## Your task
Write the data out again exactly, dropping any images it holds.

[Page and application data records]

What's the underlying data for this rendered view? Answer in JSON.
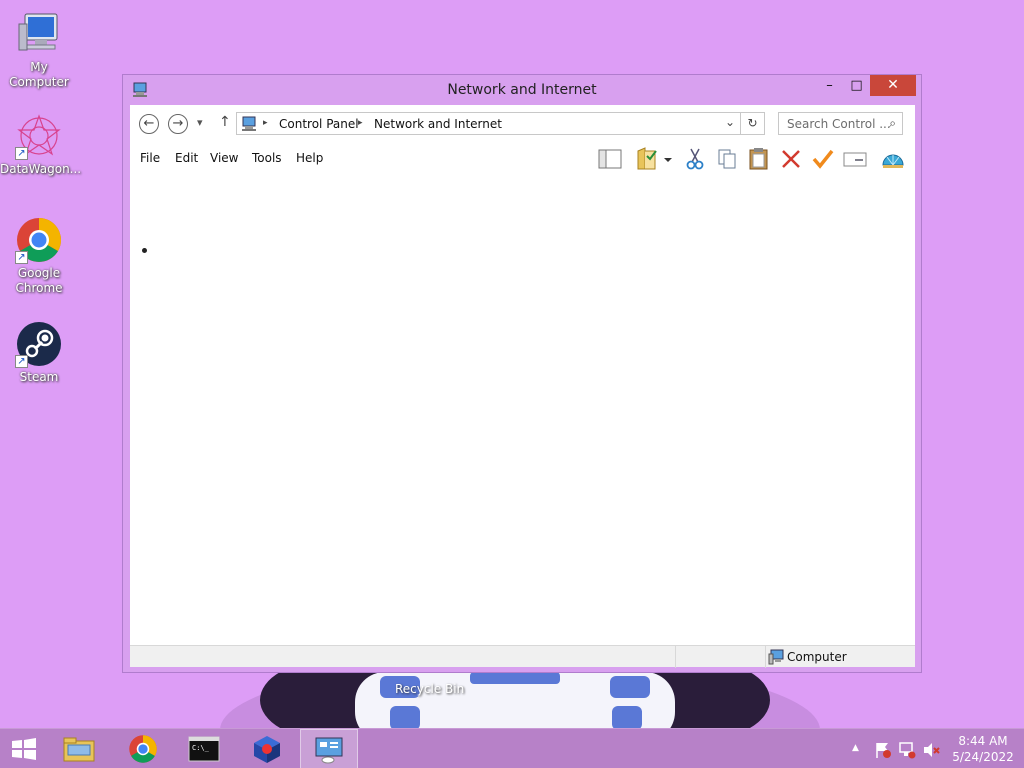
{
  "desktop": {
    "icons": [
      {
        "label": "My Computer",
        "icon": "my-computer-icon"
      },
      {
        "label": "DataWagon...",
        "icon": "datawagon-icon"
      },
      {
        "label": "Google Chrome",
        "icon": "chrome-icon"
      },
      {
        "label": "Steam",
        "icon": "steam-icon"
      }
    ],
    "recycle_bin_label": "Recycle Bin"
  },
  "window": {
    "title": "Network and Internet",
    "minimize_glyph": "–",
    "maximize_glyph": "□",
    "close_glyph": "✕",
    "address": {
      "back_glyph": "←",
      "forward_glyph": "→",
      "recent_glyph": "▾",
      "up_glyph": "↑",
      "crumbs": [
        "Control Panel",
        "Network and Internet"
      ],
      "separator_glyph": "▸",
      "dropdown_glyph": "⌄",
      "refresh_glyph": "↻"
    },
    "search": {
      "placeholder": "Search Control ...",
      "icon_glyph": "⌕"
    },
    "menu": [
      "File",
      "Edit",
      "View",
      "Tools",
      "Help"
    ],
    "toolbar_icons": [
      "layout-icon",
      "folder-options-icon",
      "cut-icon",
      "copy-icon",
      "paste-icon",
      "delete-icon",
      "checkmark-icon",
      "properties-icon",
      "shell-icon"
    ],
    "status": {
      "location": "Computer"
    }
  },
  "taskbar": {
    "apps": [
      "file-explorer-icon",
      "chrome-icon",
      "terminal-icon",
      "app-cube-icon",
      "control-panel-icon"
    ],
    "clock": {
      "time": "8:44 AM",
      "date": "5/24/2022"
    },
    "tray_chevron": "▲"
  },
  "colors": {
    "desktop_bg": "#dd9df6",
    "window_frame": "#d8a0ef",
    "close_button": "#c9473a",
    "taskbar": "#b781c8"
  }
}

## Written solution
What's the underlying data for this rendered view? Answer in JSON.
{
  "desktop": {
    "icons": [
      {
        "label": "My Computer",
        "icon": "my-computer-icon"
      },
      {
        "label": "DataWagon...",
        "icon": "datawagon-icon"
      },
      {
        "label": "Google Chrome",
        "icon": "chrome-icon"
      },
      {
        "label": "Steam",
        "icon": "steam-icon"
      }
    ],
    "recycle_bin_label": "Recycle Bin"
  },
  "window": {
    "title": "Network and Internet",
    "minimize_glyph": "–",
    "maximize_glyph": "□",
    "close_glyph": "✕",
    "address": {
      "back_glyph": "←",
      "forward_glyph": "→",
      "recent_glyph": "▾",
      "up_glyph": "↑",
      "crumbs": [
        "Control Panel",
        "Network and Internet"
      ],
      "separator_glyph": "▸",
      "dropdown_glyph": "⌄",
      "refresh_glyph": "↻"
    },
    "search": {
      "placeholder": "Search Control ...",
      "icon_glyph": "⌕"
    },
    "menu": [
      "File",
      "Edit",
      "View",
      "Tools",
      "Help"
    ],
    "toolbar_icons": [
      "layout-icon",
      "folder-options-icon",
      "cut-icon",
      "copy-icon",
      "paste-icon",
      "delete-icon",
      "checkmark-icon",
      "properties-icon",
      "shell-icon"
    ],
    "status": {
      "location": "Computer"
    }
  },
  "taskbar": {
    "apps": [
      "file-explorer-icon",
      "chrome-icon",
      "terminal-icon",
      "app-cube-icon",
      "control-panel-icon"
    ],
    "clock": {
      "time": "8:44 AM",
      "date": "5/24/2022"
    },
    "tray_chevron": "▲"
  },
  "colors": {
    "desktop_bg": "#dd9df6",
    "window_frame": "#d8a0ef",
    "close_button": "#c9473a",
    "taskbar": "#b781c8"
  }
}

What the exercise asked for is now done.